Every week in 3rd grade at Mound STEM School we start with a dance warm up! We’ve tackled Indian/Bollywood dance styles with “Jai Ho” or yoga-inspired contemporary movement with traditional Hawaiian tribal music, Cha-Cha Slide (one of the students’ favorites), and my personal favorites “Bounce” by Kelis and “Pumping Blood” by NONONO. Each different dance warm up targets specific muscle and body-part groups that cultivate a new sense of physical awareness and how their body exists and manipulates in their personal space. We work on creating and controlling our own personal bubble, within which we can dance as big or as little as we want. I encourage them each week to bring their own personality and flair to the dance moves (“How low can you go?!” “Show me some attitude!”) so we can make connections between how to create and express physically and emotionally. The dance warm up is the stepping stone into our physical theater/devising work around the butterfly life cycle and animal adaptations. With their developing ability to work inside a safe and contained space bubble, students create statues of the insects and animals they are studying and work together to create interesting movement cycles as multi-functional parts of an animal machine. Introducing these devising concepts with something as seemingly simple and approachable as a good pop dance warm up has enabled some students to find agency in their creative muscles and step forward as leaders in their group work.
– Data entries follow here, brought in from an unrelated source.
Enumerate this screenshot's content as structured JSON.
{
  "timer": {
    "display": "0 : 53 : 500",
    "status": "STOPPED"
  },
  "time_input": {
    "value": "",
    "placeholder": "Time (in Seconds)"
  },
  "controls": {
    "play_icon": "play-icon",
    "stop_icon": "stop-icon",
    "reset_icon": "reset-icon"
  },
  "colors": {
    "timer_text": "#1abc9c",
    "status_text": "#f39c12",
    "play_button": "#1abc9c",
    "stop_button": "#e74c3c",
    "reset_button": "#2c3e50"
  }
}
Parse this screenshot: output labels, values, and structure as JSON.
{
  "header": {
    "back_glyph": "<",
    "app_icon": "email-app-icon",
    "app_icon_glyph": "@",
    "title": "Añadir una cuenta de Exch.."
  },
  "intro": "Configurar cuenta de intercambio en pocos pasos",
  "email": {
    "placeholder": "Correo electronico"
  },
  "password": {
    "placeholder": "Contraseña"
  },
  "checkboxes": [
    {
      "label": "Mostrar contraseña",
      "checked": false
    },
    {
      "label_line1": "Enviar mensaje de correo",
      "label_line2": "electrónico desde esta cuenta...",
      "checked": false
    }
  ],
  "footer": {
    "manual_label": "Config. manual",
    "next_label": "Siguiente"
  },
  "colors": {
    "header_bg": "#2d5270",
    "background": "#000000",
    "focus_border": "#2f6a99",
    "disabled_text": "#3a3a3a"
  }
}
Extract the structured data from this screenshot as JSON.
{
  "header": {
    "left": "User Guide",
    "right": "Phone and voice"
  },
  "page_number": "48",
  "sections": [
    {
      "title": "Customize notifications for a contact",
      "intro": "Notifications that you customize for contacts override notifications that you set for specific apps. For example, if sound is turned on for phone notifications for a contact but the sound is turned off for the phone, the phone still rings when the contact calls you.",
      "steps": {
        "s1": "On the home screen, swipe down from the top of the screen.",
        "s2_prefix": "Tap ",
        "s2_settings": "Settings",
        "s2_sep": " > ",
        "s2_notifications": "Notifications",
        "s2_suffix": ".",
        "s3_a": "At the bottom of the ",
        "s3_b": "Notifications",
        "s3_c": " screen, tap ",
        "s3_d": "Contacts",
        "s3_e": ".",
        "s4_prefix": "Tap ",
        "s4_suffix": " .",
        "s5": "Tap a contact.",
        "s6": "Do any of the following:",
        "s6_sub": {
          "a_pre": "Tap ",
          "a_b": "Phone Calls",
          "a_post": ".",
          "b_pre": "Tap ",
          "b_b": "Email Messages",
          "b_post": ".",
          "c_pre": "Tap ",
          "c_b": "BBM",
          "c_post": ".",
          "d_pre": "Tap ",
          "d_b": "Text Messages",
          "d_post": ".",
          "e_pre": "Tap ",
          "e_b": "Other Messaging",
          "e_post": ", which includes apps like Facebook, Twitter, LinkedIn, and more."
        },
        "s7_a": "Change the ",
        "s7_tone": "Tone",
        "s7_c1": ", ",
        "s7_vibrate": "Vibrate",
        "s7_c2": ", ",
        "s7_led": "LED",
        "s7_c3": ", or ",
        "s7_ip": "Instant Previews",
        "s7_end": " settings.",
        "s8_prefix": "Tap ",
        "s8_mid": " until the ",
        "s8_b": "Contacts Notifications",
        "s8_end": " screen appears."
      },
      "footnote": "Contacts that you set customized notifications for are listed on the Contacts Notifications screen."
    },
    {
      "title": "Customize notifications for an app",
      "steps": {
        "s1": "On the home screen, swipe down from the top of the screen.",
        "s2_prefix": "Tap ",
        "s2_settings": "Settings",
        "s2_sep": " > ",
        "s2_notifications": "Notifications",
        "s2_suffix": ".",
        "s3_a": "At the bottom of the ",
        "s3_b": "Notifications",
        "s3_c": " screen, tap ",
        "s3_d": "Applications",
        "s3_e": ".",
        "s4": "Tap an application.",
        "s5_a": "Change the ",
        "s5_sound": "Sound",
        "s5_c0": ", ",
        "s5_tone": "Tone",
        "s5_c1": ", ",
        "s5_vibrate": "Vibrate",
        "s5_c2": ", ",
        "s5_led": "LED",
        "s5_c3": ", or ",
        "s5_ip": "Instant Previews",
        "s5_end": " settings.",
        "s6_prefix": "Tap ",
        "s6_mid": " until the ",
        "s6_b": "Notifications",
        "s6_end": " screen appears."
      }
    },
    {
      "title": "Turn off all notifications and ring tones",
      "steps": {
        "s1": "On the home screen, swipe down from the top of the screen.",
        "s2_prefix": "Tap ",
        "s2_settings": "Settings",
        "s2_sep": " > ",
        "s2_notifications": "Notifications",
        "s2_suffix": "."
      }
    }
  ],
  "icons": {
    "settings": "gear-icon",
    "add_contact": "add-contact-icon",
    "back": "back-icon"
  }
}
Below: The bounce breakdown in “Bounce.”
We are in Week 5 of theater residencies at Mound STEM School. Second graders are using movement to explore different weather patterns and phenomenons. We have made human snow globes and filled them with cold wind, ice crystals, and blizzards; we created thunder and lightning statues and added percussion accompaniment; now we are thinking about the process of tornado formation as a machine of different speeds and temperatures of wind. Second graders journal after every session, and they are finding meaningful connections between their science content and the creativity of dramatic movement.
In third grade we are working on the life cycle of caterpillars and butterflies. Students have investigated the process of metamorphosis as a series of physical movements. Our next step is devising skits around butterfly adaptations and survival tactics, using a storyboard template to create visual scenes with written story lines. The third graders love to dance, so we start each session with a dance warm up that gets them thinking about different ranges of movement and how they can create physical theater — using their body to tell a story.